13 Joseph Muscat Malta Malta Prime Minister 2015 27 November 2015 19 April 2018
United Kingdom Dominica Patricia Scotland
14 Theresa May United Kingdom United Kingdom Prime Minister 2018 19 April 2018 24 July 2019
15 Boris Johnson 24 July 2019 24 June 2022
16 Paul Kagame Rwanda Rwanda President 2022 24 June 2022 Incumbent


  1. ^ "Our History". The Commonwealth. The Commonwealth. Retrieved 25 November 2015.
  2. ^ Ingram, Derek (January 2004). "Abuja Notebook". The Round Table. 93 (373): 7–10. doi:10.1080/0035853042000188157.
  3. ^ WEERASINGHE, Chamikara. "President will be C' wealth Chairman for next two years - GL". Daily News.
  4. ^ a b Staff writer (28 May 2010). "Former Trinidad PM Manning resigns as political leader". CaribbeanNetNews. Archived from the original on 28 July 2010. Retrieved 29 May 2010. Trinidad and Tobago's former prime minister Patrick Manning has handed in his resignation as political leader of the People's National Movement (PNM), three days after being defeated at the polls.
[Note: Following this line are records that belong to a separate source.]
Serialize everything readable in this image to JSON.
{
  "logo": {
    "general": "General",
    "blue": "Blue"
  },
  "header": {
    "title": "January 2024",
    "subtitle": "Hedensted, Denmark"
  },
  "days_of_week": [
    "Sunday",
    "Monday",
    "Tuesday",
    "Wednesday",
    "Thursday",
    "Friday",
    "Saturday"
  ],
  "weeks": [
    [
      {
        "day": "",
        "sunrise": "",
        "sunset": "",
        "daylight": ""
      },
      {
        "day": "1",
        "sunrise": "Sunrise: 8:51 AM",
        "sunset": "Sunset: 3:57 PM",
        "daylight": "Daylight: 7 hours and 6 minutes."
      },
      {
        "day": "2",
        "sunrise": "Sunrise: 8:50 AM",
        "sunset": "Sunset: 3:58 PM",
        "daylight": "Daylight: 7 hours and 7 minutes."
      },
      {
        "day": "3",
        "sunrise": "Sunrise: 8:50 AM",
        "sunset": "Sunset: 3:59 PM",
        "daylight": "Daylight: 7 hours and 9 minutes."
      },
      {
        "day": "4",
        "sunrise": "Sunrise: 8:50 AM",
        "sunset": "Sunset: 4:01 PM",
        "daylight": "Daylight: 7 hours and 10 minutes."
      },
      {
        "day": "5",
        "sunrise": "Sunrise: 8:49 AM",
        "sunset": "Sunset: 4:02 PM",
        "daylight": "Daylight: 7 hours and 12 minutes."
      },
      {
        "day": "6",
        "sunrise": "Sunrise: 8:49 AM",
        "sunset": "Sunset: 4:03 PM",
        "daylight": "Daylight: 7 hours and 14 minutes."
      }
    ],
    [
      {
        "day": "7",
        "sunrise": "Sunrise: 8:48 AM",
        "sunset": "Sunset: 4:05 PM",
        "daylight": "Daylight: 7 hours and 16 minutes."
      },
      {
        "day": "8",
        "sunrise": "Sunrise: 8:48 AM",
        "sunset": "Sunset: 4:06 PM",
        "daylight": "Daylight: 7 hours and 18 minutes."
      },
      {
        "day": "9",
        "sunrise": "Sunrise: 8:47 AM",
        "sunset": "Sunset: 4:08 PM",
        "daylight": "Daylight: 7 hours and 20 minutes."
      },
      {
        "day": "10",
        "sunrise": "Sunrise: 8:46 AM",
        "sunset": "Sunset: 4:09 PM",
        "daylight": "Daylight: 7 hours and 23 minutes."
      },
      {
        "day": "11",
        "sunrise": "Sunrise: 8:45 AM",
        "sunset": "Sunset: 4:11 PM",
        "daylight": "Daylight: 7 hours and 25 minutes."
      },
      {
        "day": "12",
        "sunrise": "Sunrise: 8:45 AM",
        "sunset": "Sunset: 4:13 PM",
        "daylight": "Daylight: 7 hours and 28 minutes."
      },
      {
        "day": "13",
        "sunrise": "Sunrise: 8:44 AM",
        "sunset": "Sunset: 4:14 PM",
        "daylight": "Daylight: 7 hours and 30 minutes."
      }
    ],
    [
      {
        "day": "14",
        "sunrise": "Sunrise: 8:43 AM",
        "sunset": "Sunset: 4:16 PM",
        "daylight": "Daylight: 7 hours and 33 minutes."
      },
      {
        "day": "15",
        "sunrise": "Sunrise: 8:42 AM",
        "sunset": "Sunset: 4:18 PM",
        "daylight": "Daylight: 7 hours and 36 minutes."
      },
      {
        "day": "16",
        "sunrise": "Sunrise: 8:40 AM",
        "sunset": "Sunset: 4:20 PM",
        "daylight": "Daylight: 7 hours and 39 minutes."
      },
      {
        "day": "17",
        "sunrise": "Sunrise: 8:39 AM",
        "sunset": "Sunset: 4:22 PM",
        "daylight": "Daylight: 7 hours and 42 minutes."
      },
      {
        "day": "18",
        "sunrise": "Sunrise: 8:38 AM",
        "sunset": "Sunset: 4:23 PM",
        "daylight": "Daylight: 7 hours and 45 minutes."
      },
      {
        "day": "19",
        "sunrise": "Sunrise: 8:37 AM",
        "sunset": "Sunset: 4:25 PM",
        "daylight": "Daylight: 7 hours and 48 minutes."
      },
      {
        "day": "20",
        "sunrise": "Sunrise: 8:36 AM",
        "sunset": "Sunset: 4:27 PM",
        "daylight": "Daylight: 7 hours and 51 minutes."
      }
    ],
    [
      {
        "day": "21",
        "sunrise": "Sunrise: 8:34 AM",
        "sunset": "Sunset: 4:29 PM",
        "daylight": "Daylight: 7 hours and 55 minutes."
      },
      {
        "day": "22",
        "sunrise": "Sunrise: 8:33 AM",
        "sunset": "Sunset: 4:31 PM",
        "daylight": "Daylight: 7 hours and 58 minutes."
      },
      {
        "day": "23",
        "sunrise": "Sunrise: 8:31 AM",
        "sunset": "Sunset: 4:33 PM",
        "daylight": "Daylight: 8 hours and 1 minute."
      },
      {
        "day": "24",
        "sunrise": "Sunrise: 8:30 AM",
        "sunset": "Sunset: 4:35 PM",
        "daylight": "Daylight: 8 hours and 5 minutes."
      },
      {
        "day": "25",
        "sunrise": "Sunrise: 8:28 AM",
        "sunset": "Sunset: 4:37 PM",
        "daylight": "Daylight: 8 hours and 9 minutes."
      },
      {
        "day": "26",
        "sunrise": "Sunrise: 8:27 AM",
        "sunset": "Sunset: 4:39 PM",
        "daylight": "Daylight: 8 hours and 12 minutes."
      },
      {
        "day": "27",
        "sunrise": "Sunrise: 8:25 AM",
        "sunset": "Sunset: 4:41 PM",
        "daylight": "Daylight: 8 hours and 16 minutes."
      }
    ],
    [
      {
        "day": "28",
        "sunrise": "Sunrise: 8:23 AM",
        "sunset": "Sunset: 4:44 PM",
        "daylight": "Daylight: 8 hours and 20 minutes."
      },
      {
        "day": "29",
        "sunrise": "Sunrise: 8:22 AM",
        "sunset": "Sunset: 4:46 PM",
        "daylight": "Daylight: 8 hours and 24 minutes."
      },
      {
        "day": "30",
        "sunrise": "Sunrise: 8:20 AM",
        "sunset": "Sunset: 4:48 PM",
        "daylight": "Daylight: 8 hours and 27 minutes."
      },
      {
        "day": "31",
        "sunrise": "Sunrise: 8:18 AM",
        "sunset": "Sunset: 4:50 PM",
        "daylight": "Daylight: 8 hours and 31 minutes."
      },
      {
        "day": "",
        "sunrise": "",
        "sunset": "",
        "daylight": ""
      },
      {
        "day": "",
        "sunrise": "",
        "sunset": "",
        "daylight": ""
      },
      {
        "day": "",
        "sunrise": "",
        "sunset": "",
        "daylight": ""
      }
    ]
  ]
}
  5. ^ a b Staff writer (29 May 2010). "Kamla now Commonwealth Chair". Trinidad and Tobago Newsday. Retrieved 29 May 2010. The position she has inherited from former prime minister Patrick Manning following the nation's hosting of the Commonwealth Heads of Government Meeting in November, 2009. In a statement issued yesterday, the Royal Commonwealth Society congratulated Persad-Bissessar on her appointment as Prime Minister and also praised the conduct of her election campaign.